Please reproduce each line of the data below as it stands.

☆ ☆ ☆ ☆

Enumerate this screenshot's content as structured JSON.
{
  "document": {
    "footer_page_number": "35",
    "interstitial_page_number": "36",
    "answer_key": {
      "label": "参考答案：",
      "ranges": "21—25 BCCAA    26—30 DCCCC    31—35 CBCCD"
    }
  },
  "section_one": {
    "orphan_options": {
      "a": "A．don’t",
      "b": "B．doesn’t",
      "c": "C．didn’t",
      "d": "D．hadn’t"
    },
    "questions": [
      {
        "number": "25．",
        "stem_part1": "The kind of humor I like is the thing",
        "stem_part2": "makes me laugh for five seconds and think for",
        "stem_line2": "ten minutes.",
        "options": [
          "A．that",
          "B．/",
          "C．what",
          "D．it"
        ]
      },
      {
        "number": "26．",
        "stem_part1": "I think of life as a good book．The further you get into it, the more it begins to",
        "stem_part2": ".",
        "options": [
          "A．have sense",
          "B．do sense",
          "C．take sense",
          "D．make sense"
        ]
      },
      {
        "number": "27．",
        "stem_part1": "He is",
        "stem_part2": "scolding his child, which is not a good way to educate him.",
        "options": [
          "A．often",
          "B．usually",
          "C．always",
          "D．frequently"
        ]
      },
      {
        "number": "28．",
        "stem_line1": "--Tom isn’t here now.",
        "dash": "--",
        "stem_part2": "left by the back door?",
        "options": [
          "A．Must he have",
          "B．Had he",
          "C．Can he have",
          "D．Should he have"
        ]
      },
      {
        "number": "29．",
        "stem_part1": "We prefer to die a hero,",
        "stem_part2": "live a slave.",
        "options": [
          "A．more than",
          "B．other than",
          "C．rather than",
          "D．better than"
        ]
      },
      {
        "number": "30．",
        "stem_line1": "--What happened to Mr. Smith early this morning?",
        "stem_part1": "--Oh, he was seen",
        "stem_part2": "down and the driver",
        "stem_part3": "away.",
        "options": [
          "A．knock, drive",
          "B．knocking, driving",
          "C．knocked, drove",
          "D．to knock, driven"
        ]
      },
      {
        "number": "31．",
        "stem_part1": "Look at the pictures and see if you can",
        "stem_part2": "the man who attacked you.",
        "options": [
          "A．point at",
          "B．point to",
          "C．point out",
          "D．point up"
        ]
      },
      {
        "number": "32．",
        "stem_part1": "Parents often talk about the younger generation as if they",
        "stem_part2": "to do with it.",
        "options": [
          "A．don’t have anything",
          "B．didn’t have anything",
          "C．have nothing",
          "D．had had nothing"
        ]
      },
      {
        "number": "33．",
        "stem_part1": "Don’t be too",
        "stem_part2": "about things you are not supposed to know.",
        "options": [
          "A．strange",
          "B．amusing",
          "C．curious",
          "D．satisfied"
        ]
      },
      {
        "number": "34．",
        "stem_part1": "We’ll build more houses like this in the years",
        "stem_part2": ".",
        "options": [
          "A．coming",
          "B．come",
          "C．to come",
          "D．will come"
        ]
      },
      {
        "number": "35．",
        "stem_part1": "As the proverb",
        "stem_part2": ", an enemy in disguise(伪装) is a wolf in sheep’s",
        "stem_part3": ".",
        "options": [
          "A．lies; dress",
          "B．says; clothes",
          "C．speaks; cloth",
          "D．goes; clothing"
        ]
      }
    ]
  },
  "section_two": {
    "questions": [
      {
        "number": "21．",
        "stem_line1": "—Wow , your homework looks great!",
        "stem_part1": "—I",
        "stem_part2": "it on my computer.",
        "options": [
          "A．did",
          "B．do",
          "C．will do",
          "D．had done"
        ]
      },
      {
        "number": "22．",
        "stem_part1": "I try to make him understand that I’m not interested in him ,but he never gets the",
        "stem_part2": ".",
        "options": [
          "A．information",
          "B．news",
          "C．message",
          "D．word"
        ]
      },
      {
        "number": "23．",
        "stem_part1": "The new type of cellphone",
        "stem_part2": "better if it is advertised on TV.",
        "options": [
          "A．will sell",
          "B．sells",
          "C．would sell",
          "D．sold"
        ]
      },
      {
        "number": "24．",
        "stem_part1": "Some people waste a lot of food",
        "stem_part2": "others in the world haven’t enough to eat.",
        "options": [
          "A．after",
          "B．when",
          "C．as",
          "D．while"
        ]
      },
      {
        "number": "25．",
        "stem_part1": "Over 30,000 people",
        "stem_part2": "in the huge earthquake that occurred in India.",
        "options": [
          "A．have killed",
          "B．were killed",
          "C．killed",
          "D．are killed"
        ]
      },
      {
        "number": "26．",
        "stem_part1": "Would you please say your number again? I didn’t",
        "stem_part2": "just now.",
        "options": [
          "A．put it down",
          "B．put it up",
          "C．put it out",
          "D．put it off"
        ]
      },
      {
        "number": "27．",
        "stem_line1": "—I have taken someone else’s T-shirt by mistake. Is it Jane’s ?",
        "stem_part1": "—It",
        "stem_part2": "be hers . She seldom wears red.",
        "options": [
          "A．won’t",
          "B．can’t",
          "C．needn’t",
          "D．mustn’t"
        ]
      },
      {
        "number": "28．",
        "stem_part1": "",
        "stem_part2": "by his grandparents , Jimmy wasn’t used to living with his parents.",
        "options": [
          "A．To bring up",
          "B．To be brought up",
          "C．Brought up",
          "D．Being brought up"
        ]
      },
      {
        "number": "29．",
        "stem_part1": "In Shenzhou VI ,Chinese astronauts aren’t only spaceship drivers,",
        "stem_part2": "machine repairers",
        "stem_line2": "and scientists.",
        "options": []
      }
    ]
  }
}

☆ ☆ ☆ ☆

Solution for this exercise >>
Enumerate this screenshot's content as structured JSON.
{
  "document": {
    "footer_page_number": "35",
    "interstitial_page_number": "36",
    "answer_key": {
      "label": "参考答案：",
      "ranges": "21—25 BCCAA    26—30 DCCCC    31—35 CBCCD"
    }
  },
  "section_one": {
    "orphan_options": {
      "a": "A．don’t",
      "b": "B．doesn’t",
      "c": "C．didn’t",
      "d": "D．hadn’t"
    },
    "questions": [
      {
        "number": "25．",
        "stem_part1": "The kind of humor I like is the thing",
        "stem_part2": "makes me laugh for five seconds and think for",
        "stem_line2": "ten minutes.",
        "options": [
          "A．that",
          "B．/",
          "C．what",
          "D．it"
        ]
      },
      {
        "number": "26．",
        "stem_part1": "I think of life as a good book．The further you get into it, the more it begins to",
        "stem_part2": ".",
        "options": [
          "A．have sense",
          "B．do sense",
          "C．take sense",
          "D．make sense"
        ]
      },
      {
        "number": "27．",
        "stem_part1": "He is",
        "stem_part2": "scolding his child, which is not a good way to educate him.",
        "options": [
          "A．often",
          "B．usually",
          "C．always",
          "D．frequently"
        ]
      },
      {
        "number": "28．",
        "stem_line1": "--Tom isn’t here now.",
        "dash": "--",
        "stem_part2": "left by the back door?",
        "options": [
          "A．Must he have",
          "B．Had he",
          "C．Can he have",
          "D．Should he have"
        ]
      },
      {
        "number": "29．",
        "stem_part1": "We prefer to die a hero,",
        "stem_part2": "live a slave.",
        "options": [
          "A．more than",
          "B．other than",
          "C．rather than",
          "D．better than"
        ]
      },
      {
        "number": "30．",
        "stem_line1": "--What happened to Mr. Smith early this morning?",
        "stem_part1": "--Oh, he was seen",
        "stem_part2": "down and the driver",
        "stem_part3": "away.",
        "options": [
          "A．knock, drive",
          "B．knocking, driving",
          "C．knocked, drove",
          "D．to knock, driven"
        ]
      },
      {
        "number": "31．",
        "stem_part1": "Look at the pictures and see if you can",
        "stem_part2": "the man who attacked you.",
        "options": [
          "A．point at",
          "B．point to",
          "C．point out",
          "D．point up"
        ]
      },
      {
        "number": "32．",
        "stem_part1": "Parents often talk about the younger generation as if they",
        "stem_part2": "to do with it.",
        "options": [
          "A．don’t have anything",
          "B．didn’t have anything",
          "C．have nothing",
          "D．had had nothing"
        ]
      },
      {
        "number": "33．",
        "stem_part1": "Don’t be too",
        "stem_part2": "about things you are not supposed to know.",
        "options": [
          "A．strange",
          "B．amusing",
          "C．curious",
          "D．satisfied"
        ]
      },
      {
        "number": "34．",
        "stem_part1": "We’ll build more houses like this in the years",
        "stem_part2": ".",
        "options": [
          "A．coming",
          "B．come",
          "C．to come",
          "D．will come"
        ]
      },
      {
        "number": "35．",
        "stem_part1": "As the proverb",
        "stem_part2": ", an enemy in disguise(伪装) is a wolf in sheep’s",
        "stem_part3": ".",
        "options": [
          "A．lies; dress",
          "B．says; clothes",
          "C．speaks; cloth",
          "D．goes; clothing"
        ]
      }
    ]
  },
  "section_two": {
    "questions": [
      {
        "number": "21．",
        "stem_line1": "—Wow , your homework looks great!",
        "stem_part1": "—I",
        "stem_part2": "it on my computer.",
        "options": [
          "A．did",
          "B．do",
          "C．will do",
          "D．had done"
        ]
      },
      {
        "number": "22．",
        "stem_part1": "I try to make him understand that I’m not interested in him ,but he never gets the",
        "stem_part2": ".",
        "options": [
          "A．information",
          "B．news",
          "C．message",
          "D．word"
        ]
      },
      {
        "number": "23．",
        "stem_part1": "The new type of cellphone",
        "stem_part2": "better if it is advertised on TV.",
        "options": [
          "A．will sell",
          "B．sells",
          "C．would sell",
          "D．sold"
        ]
      },
      {
        "number": "24．",
        "stem_part1": "Some people waste a lot of food",
        "stem_part2": "others in the world haven’t enough to eat.",
        "options": [
          "A．after",
          "B．when",
          "C．as",
          "D．while"
        ]
      },
      {
        "number": "25．",
        "stem_part1": "Over 30,000 people",
        "stem_part2": "in the huge earthquake that occurred in India.",
        "options": [
          "A．have killed",
          "B．were killed",
          "C．killed",
          "D．are killed"
        ]
      },
      {
        "number": "26．",
        "stem_part1": "Would you please say your number again? I didn’t",
        "stem_part2": "just now.",
        "options": [
          "A．put it down",
          "B．put it up",
          "C．put it out",
          "D．put it off"
        ]
      },
      {
        "number": "27．",
        "stem_line1": "—I have taken someone else’s T-shirt by mistake. Is it Jane’s ?",
        "stem_part1": "—It",
        "stem_part2": "be hers . She seldom wears red.",
        "options": [
          "A．won’t",
          "B．can’t",
          "C．needn’t",
          "D．mustn’t"
        ]
      },
      {
        "number": "28．",
        "stem_part1": "",
        "stem_part2": "by his grandparents , Jimmy wasn’t used to living with his parents.",
        "options": [
          "A．To bring up",
          "B．To be brought up",
          "C．Brought up",
          "D．Being brought up"
        ]
      },
      {
        "number": "29．",
        "stem_part1": "In Shenzhou VI ,Chinese astronauts aren’t only spaceship drivers,",
        "stem_part2": "machine repairers",
        "stem_line2": "and scientists.",
        "options": []
      }
    ]
  }
}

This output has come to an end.